═══ GIVEN RECORDS ═══

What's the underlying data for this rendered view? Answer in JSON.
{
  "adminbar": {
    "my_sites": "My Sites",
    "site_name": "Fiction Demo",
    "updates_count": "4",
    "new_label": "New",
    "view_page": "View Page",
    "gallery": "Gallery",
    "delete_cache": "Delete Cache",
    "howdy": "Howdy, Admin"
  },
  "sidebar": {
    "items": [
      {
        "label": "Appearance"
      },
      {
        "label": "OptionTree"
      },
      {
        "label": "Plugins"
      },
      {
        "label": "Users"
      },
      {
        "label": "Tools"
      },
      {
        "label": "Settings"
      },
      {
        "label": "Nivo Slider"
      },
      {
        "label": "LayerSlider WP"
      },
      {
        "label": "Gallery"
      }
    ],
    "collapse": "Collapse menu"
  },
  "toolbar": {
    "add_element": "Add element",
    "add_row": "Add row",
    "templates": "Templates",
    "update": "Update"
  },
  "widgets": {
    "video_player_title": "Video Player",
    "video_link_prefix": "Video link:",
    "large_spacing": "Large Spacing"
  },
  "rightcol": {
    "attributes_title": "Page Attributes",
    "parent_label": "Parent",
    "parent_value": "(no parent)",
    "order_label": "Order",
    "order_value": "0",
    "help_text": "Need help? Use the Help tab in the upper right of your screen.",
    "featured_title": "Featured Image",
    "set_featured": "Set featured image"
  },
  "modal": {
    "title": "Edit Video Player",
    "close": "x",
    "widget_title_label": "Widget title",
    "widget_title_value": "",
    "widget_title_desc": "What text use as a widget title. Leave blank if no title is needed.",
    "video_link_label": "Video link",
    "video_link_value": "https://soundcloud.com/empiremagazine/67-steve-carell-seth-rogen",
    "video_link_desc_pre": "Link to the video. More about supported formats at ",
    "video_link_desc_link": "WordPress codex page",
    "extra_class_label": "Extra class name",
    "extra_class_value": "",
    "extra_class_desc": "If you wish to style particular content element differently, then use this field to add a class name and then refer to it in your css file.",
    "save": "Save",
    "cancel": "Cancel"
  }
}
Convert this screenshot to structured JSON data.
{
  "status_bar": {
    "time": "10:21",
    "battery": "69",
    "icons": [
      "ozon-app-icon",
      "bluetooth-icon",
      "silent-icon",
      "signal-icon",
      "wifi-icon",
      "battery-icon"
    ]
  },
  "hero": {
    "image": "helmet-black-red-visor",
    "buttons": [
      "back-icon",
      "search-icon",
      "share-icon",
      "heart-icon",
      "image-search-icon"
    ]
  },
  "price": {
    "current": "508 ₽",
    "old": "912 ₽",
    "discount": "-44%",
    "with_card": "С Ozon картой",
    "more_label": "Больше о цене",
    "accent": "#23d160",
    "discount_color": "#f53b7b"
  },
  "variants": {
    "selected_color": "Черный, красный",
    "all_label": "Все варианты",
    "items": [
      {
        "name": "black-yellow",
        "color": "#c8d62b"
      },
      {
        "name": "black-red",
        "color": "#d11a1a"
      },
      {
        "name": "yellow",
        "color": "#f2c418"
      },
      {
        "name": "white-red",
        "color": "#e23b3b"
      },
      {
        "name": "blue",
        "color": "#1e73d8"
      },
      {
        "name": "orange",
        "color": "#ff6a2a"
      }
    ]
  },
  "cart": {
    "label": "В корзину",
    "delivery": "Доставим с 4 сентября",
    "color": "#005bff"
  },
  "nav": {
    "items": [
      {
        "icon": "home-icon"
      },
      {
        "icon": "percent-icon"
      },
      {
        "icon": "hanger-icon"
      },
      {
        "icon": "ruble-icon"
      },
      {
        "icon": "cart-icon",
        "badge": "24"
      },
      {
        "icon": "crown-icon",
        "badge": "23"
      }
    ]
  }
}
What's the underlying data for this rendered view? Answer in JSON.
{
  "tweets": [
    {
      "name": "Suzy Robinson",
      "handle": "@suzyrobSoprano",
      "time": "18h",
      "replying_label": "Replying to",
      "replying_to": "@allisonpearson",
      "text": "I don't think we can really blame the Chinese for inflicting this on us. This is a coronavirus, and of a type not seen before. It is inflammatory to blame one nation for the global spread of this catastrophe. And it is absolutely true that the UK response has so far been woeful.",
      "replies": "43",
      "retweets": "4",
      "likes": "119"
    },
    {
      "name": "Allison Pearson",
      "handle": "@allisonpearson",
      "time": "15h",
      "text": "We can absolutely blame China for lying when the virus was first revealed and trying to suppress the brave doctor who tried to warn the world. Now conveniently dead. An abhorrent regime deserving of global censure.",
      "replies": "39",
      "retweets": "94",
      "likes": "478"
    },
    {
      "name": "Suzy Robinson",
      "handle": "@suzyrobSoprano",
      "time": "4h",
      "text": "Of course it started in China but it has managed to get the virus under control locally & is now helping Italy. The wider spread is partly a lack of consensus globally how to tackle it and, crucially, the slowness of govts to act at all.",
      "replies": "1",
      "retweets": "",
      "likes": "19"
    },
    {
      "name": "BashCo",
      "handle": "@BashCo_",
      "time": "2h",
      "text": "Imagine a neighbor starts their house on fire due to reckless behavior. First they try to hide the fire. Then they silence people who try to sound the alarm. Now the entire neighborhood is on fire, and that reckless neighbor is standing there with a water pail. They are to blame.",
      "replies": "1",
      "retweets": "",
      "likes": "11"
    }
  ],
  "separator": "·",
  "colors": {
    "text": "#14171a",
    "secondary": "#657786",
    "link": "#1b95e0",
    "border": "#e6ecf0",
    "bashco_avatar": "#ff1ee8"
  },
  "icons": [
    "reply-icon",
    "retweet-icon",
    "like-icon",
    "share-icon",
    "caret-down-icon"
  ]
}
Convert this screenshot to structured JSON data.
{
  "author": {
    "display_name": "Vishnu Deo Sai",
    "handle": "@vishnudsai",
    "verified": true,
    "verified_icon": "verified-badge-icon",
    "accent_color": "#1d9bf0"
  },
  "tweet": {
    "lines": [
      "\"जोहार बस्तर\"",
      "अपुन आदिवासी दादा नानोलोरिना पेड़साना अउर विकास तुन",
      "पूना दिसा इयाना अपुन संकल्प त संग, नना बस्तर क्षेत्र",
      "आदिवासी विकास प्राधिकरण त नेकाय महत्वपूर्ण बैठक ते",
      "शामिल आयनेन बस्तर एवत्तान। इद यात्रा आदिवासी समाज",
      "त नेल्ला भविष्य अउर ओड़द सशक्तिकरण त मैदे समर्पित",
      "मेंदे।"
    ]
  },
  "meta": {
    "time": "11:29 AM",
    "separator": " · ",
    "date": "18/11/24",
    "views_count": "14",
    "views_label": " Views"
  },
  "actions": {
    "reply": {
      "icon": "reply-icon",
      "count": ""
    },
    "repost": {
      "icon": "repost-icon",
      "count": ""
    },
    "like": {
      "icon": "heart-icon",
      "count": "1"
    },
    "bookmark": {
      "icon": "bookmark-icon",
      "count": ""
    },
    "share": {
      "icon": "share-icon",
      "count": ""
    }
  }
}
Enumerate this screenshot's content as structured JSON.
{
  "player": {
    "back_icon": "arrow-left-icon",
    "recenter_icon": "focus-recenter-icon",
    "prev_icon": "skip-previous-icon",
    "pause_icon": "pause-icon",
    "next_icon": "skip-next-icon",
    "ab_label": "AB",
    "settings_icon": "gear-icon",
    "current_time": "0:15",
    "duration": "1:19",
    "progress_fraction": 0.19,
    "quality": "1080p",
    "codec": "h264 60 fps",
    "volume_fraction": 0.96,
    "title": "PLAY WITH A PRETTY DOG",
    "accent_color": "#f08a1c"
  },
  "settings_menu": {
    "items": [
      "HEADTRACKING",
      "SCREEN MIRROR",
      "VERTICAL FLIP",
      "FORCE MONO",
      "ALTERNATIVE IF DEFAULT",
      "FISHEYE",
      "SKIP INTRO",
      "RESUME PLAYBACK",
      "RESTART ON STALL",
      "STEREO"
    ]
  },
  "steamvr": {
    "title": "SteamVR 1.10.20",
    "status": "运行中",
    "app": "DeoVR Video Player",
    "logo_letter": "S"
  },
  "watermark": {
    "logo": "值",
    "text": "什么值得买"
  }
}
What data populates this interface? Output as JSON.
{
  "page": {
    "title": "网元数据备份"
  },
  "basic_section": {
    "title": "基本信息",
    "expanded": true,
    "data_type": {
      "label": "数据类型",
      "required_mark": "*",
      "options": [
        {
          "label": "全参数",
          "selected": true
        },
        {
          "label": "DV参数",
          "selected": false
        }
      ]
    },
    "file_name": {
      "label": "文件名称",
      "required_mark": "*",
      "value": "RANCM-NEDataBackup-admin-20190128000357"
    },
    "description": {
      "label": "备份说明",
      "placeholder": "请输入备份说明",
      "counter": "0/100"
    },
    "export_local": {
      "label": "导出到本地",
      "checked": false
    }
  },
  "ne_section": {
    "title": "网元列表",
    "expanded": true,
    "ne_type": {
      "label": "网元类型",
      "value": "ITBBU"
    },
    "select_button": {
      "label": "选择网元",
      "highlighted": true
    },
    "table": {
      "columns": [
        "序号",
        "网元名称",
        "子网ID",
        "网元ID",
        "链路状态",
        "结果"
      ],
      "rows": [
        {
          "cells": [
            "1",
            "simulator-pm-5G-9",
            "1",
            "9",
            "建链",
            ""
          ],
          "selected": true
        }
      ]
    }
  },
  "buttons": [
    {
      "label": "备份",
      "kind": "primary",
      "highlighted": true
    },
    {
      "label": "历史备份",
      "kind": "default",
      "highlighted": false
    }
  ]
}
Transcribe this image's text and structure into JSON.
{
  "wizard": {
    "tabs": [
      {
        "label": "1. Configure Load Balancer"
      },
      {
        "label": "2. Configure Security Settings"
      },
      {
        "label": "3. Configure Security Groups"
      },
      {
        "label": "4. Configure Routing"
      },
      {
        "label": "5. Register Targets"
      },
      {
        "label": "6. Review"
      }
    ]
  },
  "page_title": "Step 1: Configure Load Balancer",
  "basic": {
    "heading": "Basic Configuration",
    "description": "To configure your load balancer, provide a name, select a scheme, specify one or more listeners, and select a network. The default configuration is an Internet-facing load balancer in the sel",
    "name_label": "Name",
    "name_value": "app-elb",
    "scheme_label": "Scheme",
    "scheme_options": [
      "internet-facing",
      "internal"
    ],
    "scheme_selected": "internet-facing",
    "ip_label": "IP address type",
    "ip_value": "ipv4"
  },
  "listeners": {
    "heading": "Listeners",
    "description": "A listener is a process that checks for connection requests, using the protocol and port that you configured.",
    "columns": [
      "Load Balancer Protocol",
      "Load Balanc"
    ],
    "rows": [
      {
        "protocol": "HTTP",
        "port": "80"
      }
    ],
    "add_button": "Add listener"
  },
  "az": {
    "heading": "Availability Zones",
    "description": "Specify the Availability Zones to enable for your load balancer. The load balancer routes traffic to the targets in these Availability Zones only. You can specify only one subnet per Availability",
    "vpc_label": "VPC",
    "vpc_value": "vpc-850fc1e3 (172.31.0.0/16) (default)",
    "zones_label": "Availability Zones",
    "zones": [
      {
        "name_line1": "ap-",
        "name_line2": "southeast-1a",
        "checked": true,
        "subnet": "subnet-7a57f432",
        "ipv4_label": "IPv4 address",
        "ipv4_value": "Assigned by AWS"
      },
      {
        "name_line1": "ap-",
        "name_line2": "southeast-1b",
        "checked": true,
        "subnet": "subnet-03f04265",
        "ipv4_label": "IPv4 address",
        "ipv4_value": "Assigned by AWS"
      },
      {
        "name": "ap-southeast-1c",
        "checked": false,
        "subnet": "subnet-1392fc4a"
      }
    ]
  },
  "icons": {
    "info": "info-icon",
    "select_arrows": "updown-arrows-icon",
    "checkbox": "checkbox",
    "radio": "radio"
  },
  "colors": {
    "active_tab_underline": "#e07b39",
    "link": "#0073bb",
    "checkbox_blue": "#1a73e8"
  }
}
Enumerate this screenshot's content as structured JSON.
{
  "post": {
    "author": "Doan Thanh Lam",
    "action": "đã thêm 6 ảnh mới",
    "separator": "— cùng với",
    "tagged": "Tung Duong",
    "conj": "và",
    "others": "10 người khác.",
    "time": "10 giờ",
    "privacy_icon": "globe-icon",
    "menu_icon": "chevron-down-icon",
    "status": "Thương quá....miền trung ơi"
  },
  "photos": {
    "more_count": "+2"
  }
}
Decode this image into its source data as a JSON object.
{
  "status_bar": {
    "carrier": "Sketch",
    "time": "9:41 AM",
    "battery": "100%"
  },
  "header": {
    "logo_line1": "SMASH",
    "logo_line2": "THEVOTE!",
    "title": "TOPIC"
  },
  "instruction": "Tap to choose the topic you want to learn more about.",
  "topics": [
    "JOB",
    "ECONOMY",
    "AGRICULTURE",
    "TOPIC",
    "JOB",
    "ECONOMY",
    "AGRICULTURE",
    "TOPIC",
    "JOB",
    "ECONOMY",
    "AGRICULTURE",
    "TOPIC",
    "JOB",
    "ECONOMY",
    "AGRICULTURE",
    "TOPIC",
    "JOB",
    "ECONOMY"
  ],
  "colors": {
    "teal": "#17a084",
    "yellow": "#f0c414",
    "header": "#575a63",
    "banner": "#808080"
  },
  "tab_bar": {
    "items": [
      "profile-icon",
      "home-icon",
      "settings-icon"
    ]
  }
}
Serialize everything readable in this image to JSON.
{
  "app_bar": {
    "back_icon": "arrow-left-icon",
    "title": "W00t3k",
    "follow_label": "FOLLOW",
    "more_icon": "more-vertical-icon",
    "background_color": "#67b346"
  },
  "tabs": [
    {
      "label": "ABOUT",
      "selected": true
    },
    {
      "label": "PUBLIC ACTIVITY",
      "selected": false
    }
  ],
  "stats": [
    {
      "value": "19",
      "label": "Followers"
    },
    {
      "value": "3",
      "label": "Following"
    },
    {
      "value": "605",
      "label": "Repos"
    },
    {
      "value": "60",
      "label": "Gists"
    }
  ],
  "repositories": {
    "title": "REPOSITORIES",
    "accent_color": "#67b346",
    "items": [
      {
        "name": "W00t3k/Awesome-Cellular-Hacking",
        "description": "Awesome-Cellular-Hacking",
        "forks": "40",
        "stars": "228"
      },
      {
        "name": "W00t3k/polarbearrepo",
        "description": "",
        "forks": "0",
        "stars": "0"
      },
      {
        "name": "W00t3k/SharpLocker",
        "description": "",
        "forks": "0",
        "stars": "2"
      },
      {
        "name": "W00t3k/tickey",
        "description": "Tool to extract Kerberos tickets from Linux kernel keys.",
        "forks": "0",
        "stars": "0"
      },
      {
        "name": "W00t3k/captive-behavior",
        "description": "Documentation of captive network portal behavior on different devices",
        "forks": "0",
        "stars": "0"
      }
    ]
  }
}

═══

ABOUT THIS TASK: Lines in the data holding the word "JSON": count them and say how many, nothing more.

ANSWER BOX: 10